Say there's a species with no vision that can only experiences the world through ultrasound echolocation, as in what you probably intended to be your example? Once you understand that the signal is, say, periodic frames representing an array of triplet values (what we know to be RGB) and know how to decode it to that, the species may play it back by, say, an "ultrasound screen" that creates the perception of a 3-dimensional surface, with the height representing pixel intensity. Maybe they might combine all three RGB values into one height, maybe they might present them as side by side heightfields, maybe they might use one value to represent height, another to represent surface roughness, another to represent sound absorptive properties of the surface, or somesuch. They'll pick whatever is most convenient for them.
I'm not going to humour your "liquid methane temperature" communication concept because that's far too low bandwidth for a sentient species to practically use. Pheromones also. And "interference patterns of UV radiation", that depends on what you mean by "interference patterns" - you're either talking about a UV equivalent of echolocation, as above, or just visible data shifted into the UV, which is just a frequency shift on the RGB image into their visual range. We as humans do frequency shifts of astronomical data all the time, that's what every image made from a UV, X-ray, IR, radio, etc telescope is.
For any species to be able to get to the phase of being able to receive and demodulate communications, it must have at least the concept and ability to perceive 2D orientation (if not 3D), because it has to be able to align receivers with the right patch of sky. That perception can be of some unthinkably bizarre form by our standards, but it has to exist. Whatever perception of 2D it has, 2d images can be presented in that form.

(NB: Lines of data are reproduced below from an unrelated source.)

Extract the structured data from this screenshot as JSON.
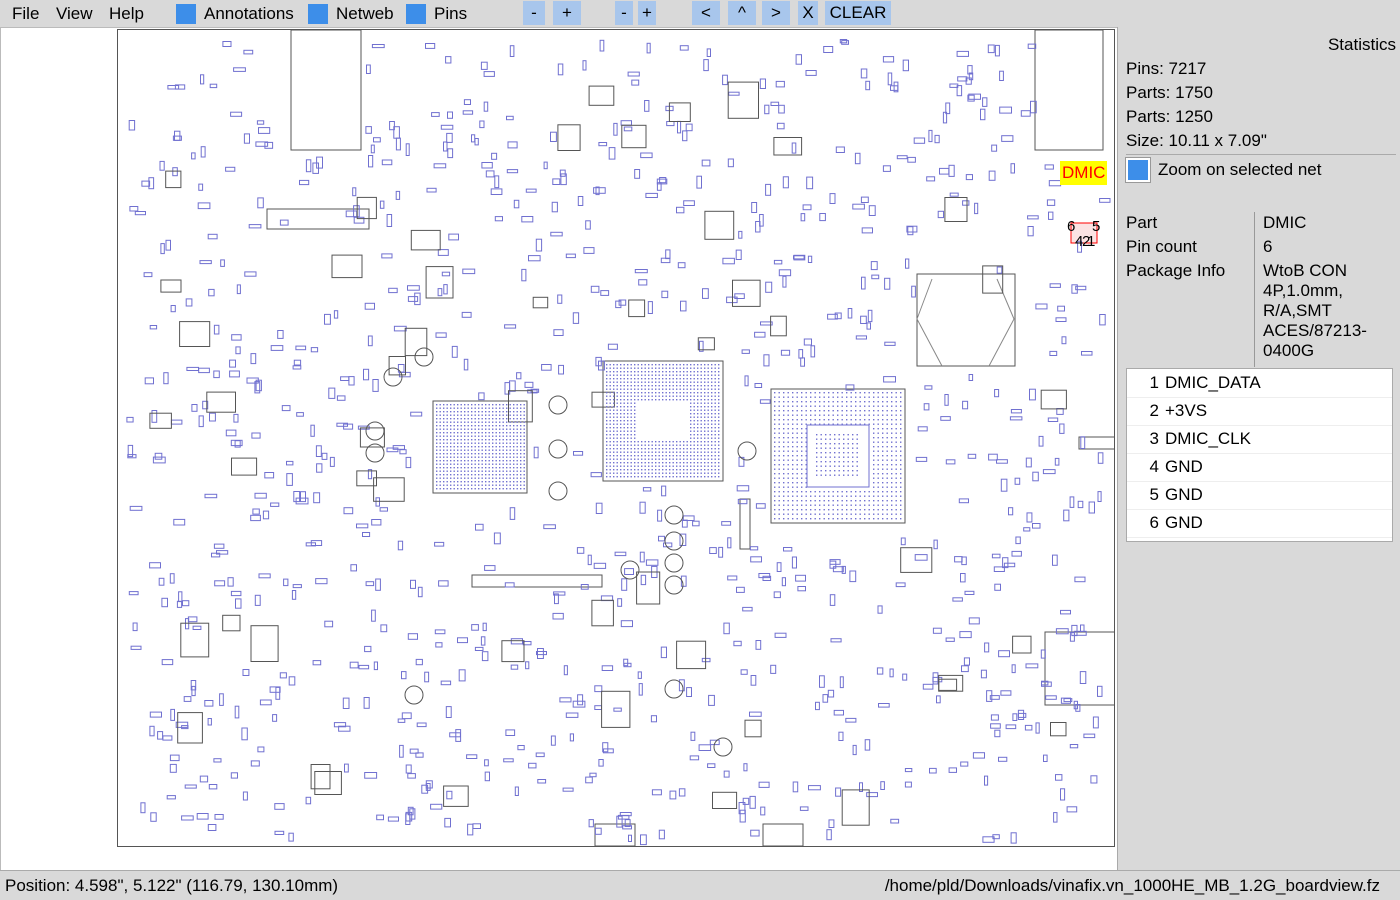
{
  "menu": {
    "file": "File",
    "view": "View",
    "help": "Help"
  },
  "toggles": {
    "annotations": "Annotations",
    "netweb": "Netweb",
    "pins": "Pins"
  },
  "buttons": {
    "zoom_out_1": "-",
    "zoom_in_1": "+",
    "zoom_out_2": "-",
    "zoom_in_2": "+",
    "prev": "<",
    "up": "^",
    "next": ">",
    "close": "X",
    "clear": "CLEAR"
  },
  "board": {
    "selected_part_label": "DMIC",
    "pin_6": "6",
    "pin_5": "5",
    "pin_4": "4",
    "pin_2": "2",
    "pin_1": "1"
  },
  "stats": {
    "title": "Statistics",
    "pins": "Pins: 7217",
    "parts1": "Parts: 1750",
    "parts2": "Parts: 1250",
    "size": "Size: 10.11 x 7.09\""
  },
  "zoom_selected": "Zoom on selected net",
  "part_info": {
    "part_label": "Part",
    "part_value": "DMIC",
    "pincount_label": "Pin count",
    "pincount_value": "6",
    "package_label": "Package Info",
    "package_value": "WtoB CON 4P,1.0mm, R/A,SMT ACES/87213-0400G"
  },
  "pins": [
    {
      "num": "1",
      "net": "DMIC_DATA"
    },
    {
      "num": "2",
      "net": "+3VS"
    },
    {
      "num": "3",
      "net": "DMIC_CLK"
    },
    {
      "num": "4",
      "net": "GND"
    },
    {
      "num": "5",
      "net": "GND"
    },
    {
      "num": "6",
      "net": "GND"
    }
  ],
  "status": {
    "position": "Position: 4.598\", 5.122\" (116.79, 130.10mm)",
    "file": "/home/pld/Downloads/vinafix.vn_1000HE_MB_1.2G_boardview.fz"
  },
  "colors": {
    "accent": "#3d8ee9",
    "button": "#a8c6ec",
    "component": "#7070d0",
    "outline": "#555555"
  }
}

Your Pi/Tau example is clearly pointless. We as humans clearly know of both constants. Sure, Pi "stands out" more to us at first glance, but if we received something that appeared to be of non-natural origin, you really think nobody would notice if the data was Tau?

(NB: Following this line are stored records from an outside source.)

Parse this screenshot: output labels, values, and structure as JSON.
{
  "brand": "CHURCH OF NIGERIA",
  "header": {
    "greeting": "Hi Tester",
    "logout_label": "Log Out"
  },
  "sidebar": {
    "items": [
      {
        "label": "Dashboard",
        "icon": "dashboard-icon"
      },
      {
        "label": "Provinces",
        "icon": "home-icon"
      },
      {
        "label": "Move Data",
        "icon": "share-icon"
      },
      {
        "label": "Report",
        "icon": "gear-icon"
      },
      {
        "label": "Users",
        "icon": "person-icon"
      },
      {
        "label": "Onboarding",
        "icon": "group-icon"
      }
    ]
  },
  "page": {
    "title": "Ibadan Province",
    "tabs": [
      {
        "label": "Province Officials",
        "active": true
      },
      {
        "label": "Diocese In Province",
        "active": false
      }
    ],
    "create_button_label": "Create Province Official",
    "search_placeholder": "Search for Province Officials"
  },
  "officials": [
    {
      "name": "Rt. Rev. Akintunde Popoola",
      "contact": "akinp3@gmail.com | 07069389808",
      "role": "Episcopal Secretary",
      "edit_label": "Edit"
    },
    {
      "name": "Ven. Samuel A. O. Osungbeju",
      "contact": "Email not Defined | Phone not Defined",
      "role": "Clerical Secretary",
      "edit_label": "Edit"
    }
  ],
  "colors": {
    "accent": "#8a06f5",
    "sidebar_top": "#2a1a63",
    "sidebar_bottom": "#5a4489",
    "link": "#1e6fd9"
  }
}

Circles are no more "rare in water" than on land. The cross section of a sphere is a circle. What do you think bubbles are? Rounded rocks? Round sea life? Heck, lava underwater, unlike on land, tends to produce round structures called pillow lava. And again, if this to the point of being able to isolate faint radio transmissions from the cosmos and recognize natural from manmade, then it's familiar with all sorts of other concepts - stars, planets, moons, orbits, and countless other macroscopic round things, as well as microscopic / subatomic round things, both 2d (circles) and 3d (spheres). And how exactly are their mathematicians (which they fundamentally must have to be able to be able to demodulate these signals) not figuring out what shape has the least surface to area (or in 3d, surface area to volume) ratios? How are they dealing with radio transmissions without understanding sines/cosines and the like?
There is no such thing as "a constant that describes the relationship of the volume of a sphere to its radius/diameter". To its radius/diameter cubed, yes, but not its radius/diameter. And you really think that mathematicians trying to figure out a transmission from another world wouldn't be able to figure out that a number was 3/4 Pi? Seriously?
In your last example (gravity waves), you've switched to something entirely else entirely. You're responding to a post based on the premise " If they have the ability to pick up the signal". So why are you talking about a situation where they can't pick up the signal because they communicate by gravity waves and we don't? And seriously, if they can manage something as difficult as gravity wave communication, radio wave communication is going to be laughably simple to them.